Page and application data records:
::::
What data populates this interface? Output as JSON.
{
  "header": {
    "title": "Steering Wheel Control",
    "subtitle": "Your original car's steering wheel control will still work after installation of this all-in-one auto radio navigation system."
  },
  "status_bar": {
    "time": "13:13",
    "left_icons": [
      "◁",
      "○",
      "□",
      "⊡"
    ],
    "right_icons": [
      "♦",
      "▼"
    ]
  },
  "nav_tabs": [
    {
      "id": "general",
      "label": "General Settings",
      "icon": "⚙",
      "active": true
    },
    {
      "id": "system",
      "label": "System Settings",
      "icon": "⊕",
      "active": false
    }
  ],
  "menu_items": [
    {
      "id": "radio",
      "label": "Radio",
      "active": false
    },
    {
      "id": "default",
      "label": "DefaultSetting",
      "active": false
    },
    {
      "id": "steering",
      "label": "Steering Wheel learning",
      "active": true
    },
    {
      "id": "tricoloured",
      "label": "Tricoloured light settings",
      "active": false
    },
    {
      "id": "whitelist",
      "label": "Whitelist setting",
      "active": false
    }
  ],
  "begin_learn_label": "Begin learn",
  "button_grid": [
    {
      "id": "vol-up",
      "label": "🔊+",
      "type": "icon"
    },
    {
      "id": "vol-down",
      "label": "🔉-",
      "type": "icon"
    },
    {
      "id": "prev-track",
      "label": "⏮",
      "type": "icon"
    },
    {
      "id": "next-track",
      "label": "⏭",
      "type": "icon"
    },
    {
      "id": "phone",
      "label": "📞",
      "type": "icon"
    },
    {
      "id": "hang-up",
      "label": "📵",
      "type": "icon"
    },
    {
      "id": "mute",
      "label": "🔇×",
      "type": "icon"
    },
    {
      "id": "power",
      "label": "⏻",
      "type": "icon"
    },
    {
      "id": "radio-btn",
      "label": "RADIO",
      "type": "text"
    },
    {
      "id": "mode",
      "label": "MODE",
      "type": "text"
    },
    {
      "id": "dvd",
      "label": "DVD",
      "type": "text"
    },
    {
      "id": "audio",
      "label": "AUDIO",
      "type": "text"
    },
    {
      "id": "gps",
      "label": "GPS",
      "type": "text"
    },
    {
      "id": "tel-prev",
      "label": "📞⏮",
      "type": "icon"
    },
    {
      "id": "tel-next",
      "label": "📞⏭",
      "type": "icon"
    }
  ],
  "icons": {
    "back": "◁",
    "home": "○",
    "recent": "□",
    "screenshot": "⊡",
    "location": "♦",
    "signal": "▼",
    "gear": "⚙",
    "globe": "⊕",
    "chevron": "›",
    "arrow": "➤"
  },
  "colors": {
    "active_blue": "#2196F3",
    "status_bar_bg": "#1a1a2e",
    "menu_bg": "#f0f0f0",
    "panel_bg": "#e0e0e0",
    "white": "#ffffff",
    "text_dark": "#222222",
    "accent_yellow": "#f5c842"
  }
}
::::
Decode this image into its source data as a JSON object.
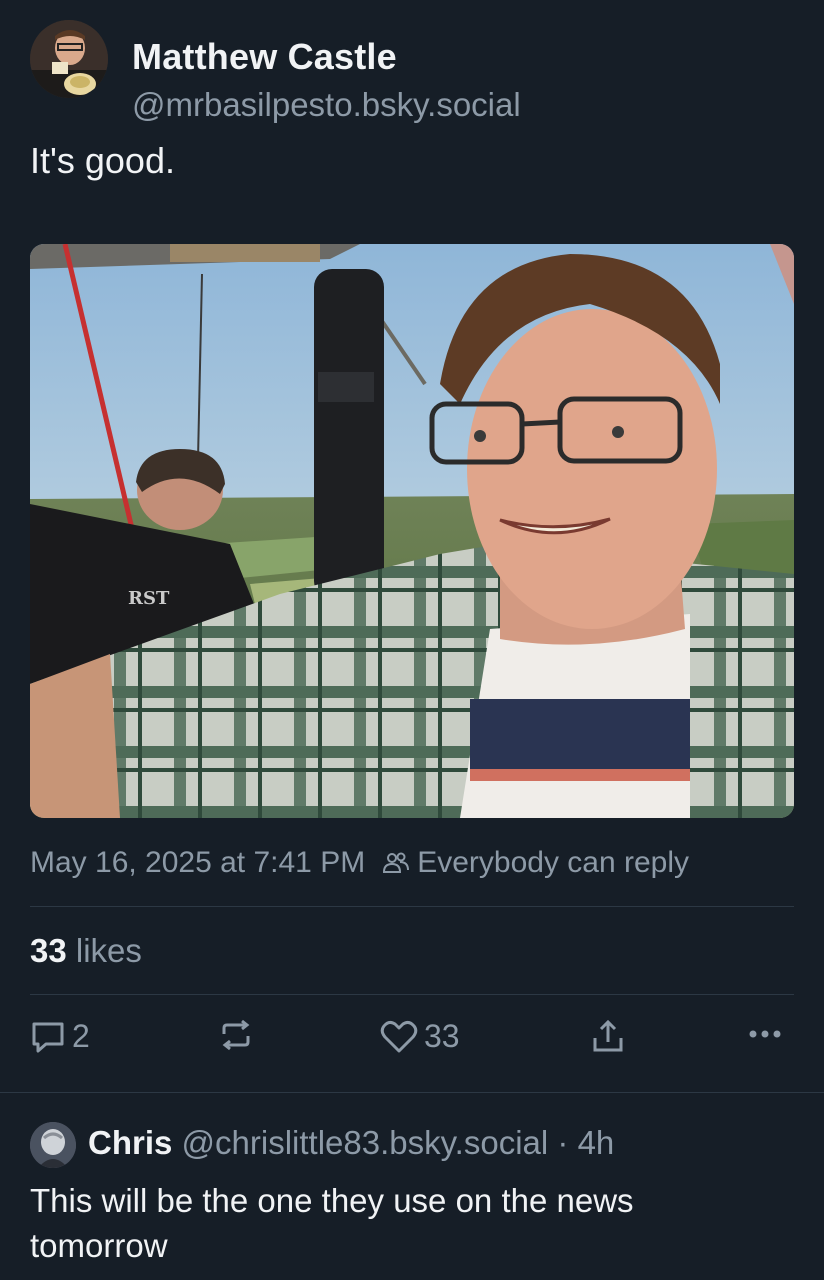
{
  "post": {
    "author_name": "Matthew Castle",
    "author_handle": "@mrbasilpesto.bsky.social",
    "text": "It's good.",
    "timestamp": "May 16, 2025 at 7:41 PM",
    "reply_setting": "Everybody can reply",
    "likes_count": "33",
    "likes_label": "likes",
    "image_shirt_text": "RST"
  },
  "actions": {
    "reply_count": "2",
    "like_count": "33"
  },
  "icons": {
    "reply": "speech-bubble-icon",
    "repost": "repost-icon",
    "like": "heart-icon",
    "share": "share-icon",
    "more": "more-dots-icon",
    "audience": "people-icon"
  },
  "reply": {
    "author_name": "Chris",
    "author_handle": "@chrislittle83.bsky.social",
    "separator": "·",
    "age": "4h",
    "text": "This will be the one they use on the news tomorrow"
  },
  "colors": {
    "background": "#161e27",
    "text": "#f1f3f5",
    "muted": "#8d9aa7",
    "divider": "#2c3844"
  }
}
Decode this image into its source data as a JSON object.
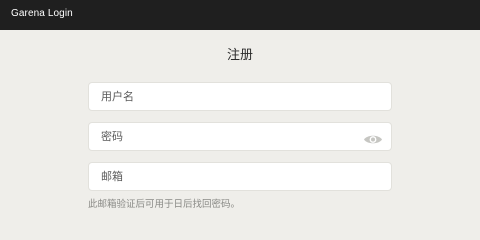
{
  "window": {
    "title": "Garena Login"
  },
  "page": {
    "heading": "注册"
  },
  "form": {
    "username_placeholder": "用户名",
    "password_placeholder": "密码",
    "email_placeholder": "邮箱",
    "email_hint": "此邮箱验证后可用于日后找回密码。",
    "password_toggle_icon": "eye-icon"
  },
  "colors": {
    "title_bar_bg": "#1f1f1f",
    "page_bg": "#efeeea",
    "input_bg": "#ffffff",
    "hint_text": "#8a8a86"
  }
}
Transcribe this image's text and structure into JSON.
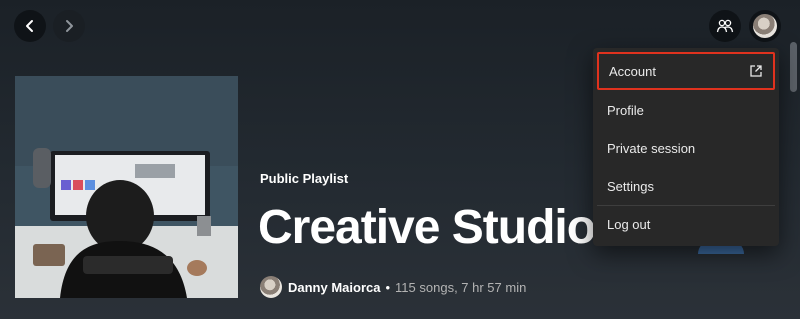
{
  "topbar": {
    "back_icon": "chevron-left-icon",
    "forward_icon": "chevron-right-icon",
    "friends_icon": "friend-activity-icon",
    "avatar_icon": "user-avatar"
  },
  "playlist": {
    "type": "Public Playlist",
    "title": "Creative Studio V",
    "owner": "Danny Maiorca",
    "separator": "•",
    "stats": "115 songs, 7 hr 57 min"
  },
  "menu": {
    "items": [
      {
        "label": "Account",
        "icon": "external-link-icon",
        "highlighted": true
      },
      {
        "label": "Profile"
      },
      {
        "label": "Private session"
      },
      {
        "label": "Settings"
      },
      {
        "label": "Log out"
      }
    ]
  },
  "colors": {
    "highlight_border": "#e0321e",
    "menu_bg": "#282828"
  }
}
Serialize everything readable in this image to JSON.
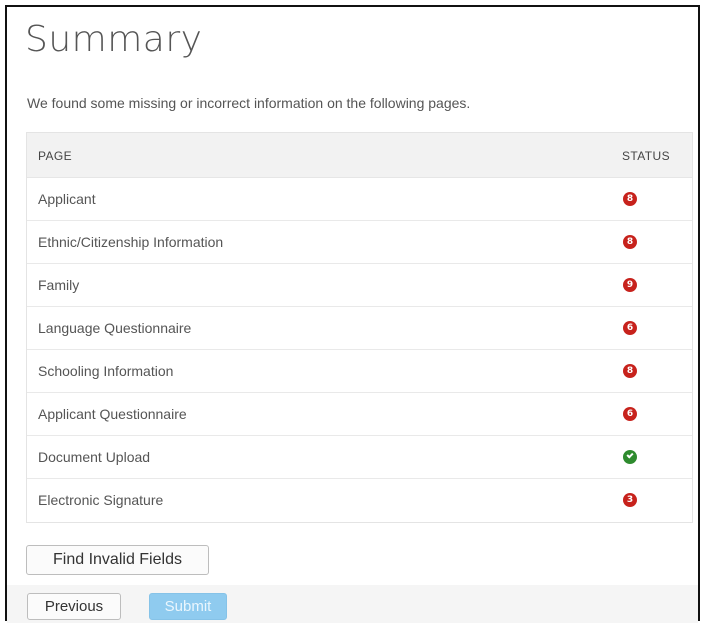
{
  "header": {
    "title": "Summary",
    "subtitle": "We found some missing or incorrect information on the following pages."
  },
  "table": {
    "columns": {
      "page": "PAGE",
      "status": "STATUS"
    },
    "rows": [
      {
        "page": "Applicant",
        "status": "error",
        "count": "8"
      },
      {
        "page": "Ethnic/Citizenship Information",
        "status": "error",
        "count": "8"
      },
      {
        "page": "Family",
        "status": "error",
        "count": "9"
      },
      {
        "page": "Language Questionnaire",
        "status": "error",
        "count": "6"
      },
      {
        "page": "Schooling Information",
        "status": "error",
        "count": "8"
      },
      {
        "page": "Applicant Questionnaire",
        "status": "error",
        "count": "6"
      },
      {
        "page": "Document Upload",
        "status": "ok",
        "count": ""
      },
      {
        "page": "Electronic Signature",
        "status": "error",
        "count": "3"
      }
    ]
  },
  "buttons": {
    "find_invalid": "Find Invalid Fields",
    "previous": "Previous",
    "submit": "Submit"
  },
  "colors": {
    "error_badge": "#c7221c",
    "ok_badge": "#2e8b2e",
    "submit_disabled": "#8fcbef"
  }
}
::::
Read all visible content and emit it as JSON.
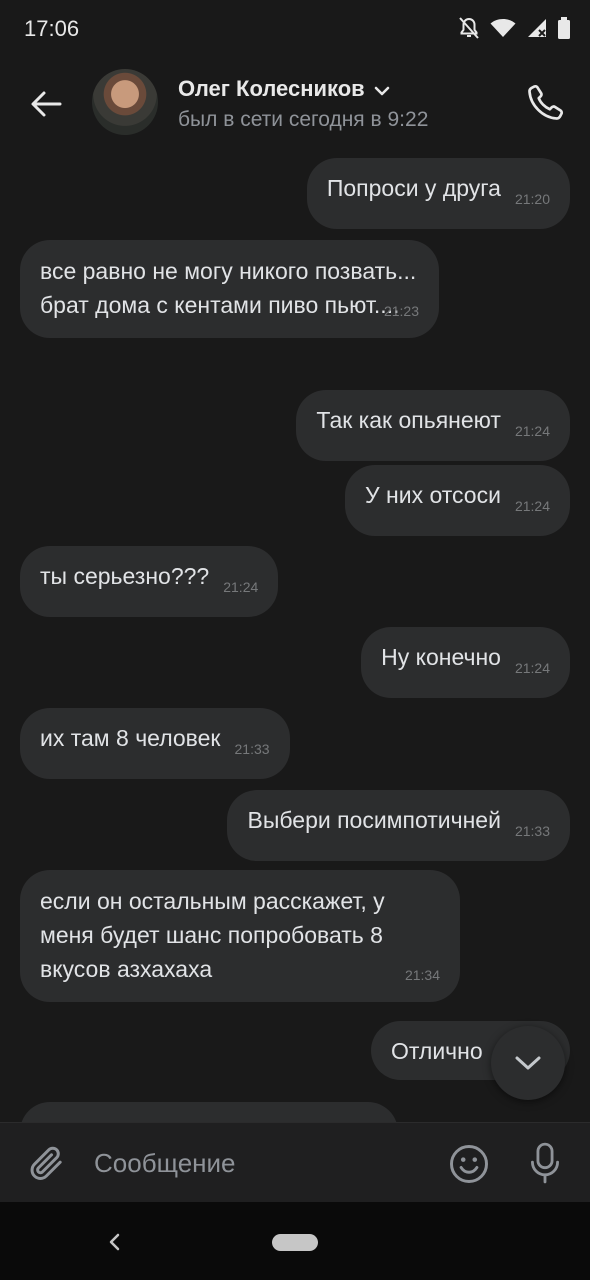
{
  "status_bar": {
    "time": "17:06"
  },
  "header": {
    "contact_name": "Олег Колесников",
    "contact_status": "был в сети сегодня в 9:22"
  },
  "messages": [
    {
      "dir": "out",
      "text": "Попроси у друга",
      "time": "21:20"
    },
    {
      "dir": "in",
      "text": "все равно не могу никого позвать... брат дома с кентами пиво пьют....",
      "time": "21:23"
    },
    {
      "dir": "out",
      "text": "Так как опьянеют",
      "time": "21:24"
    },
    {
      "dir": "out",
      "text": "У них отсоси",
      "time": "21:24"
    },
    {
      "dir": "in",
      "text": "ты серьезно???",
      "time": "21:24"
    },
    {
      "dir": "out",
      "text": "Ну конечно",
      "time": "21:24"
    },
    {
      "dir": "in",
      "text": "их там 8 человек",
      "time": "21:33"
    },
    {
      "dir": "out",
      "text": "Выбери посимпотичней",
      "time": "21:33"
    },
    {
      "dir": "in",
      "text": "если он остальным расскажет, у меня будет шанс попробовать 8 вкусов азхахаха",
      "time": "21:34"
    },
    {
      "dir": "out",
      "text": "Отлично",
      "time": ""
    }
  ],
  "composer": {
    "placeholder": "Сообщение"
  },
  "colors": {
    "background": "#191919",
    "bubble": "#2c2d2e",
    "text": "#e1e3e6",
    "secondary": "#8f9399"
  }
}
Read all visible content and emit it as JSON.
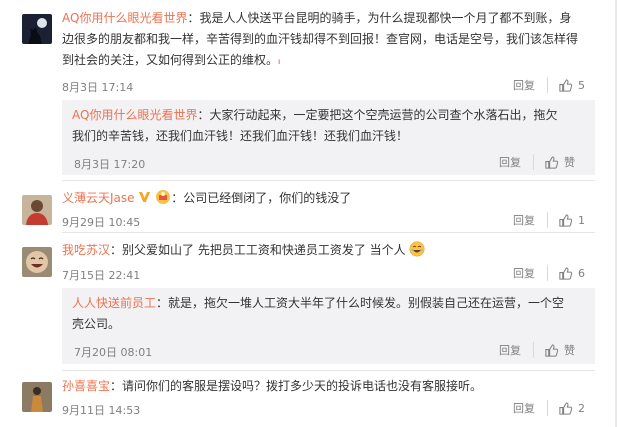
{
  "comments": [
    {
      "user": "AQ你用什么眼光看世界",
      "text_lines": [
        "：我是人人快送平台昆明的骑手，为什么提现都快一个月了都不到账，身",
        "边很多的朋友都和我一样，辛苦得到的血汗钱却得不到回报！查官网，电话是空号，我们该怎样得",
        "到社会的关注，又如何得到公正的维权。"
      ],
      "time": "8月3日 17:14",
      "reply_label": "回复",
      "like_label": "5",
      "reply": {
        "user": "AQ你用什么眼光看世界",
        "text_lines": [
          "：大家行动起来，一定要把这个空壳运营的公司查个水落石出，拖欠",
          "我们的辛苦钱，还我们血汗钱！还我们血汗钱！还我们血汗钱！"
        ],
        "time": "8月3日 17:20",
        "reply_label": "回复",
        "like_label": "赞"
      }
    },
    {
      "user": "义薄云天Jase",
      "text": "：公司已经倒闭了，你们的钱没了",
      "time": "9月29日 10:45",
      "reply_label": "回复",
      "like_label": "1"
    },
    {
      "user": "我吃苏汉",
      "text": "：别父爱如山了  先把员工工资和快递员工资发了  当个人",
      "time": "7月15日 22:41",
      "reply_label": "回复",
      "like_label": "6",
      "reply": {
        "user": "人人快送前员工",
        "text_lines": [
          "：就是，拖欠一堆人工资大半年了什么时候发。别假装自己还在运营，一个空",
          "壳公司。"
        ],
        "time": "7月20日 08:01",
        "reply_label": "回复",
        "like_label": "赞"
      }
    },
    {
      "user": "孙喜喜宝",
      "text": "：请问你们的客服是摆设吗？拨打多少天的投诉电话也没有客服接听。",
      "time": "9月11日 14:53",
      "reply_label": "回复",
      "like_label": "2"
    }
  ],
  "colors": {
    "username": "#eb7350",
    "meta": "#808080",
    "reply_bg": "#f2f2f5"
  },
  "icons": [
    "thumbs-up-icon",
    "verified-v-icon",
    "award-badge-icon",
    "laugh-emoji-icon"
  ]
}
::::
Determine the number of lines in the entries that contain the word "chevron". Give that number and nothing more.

-- EXERCISE RESPONSE --
3